____ Records shown
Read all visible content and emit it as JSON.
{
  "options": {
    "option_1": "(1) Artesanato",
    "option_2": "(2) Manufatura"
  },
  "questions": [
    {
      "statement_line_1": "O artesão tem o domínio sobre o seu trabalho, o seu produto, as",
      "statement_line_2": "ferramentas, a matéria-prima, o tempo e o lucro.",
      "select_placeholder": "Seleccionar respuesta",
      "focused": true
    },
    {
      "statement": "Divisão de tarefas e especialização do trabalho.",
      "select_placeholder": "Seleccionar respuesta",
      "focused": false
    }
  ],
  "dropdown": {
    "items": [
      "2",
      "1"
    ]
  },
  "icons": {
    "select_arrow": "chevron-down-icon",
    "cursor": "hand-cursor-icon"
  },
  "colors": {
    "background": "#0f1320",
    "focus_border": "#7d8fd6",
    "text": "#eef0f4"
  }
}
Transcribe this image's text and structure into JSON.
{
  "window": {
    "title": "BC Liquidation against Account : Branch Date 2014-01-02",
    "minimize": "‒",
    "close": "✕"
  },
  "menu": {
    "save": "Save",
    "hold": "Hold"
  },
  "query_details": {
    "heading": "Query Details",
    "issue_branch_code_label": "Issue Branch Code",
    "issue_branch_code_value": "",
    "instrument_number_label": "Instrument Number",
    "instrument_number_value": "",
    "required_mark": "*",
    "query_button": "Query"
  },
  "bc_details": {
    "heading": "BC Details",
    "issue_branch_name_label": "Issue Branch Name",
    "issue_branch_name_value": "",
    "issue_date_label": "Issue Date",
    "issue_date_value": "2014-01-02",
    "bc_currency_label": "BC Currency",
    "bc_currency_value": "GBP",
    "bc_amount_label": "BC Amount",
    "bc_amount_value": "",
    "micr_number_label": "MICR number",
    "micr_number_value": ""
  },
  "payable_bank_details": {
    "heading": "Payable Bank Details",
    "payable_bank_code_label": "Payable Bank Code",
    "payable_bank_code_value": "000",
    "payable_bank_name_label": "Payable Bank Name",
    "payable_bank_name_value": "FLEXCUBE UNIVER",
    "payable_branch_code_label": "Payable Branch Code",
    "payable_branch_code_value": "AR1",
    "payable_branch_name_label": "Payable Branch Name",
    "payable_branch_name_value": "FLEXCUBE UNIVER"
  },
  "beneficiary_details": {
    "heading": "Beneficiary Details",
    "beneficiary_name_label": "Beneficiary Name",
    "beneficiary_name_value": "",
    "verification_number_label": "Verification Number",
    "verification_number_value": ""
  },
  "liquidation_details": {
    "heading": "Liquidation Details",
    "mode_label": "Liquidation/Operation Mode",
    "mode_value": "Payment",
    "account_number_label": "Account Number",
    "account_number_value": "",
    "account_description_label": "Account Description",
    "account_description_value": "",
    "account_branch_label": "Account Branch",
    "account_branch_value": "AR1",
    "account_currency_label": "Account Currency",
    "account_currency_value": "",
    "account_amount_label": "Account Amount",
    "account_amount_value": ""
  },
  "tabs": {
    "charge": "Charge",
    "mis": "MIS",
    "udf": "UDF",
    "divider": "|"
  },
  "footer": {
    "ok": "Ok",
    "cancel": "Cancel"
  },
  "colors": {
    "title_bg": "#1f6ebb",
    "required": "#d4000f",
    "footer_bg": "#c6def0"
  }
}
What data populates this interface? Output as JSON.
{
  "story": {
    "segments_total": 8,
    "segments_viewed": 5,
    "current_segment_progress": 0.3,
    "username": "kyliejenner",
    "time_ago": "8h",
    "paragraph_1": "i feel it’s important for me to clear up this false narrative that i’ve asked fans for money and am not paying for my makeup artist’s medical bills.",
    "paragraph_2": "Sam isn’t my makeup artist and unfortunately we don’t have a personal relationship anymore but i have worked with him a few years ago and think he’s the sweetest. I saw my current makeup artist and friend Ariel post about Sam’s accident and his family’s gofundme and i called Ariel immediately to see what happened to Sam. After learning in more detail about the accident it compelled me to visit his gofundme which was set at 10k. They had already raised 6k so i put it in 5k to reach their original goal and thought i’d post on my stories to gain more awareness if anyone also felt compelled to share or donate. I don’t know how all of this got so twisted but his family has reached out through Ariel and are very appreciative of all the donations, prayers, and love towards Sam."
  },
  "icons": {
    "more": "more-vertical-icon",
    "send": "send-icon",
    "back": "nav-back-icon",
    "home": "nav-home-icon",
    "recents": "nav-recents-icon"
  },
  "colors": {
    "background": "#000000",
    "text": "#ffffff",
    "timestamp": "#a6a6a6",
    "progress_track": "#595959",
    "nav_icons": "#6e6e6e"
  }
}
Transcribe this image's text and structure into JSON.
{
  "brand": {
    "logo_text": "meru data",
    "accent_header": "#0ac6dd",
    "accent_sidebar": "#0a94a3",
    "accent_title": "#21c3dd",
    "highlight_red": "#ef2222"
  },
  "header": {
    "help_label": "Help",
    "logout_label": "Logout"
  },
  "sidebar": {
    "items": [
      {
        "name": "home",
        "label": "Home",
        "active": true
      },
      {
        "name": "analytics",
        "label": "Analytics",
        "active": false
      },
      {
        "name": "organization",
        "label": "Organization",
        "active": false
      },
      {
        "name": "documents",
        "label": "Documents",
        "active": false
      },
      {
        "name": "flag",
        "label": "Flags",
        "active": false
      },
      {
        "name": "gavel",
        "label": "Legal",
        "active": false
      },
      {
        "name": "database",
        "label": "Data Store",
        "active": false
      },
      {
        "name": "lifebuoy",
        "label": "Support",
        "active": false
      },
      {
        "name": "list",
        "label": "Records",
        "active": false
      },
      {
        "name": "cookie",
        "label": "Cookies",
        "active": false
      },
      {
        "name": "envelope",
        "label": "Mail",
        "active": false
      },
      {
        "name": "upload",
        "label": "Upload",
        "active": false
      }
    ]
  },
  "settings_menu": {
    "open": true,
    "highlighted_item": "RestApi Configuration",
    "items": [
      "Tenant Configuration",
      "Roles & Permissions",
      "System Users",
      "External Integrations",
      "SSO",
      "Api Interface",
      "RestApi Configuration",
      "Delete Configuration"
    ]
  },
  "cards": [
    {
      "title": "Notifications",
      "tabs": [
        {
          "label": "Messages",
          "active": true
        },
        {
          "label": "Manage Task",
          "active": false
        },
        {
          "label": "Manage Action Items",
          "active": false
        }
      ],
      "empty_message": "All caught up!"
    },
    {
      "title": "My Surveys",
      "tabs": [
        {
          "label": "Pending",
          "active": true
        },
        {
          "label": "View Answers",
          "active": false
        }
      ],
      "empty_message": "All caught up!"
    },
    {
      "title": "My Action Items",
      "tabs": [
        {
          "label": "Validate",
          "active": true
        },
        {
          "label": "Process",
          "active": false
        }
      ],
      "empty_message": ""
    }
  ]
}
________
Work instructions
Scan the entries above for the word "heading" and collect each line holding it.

Answer
    "heading": "Query Details",
    "heading": "BC Details",
    "heading": "Payable Bank Details",
    "heading": "Beneficiary Details",
    "heading": "Liquidation Details",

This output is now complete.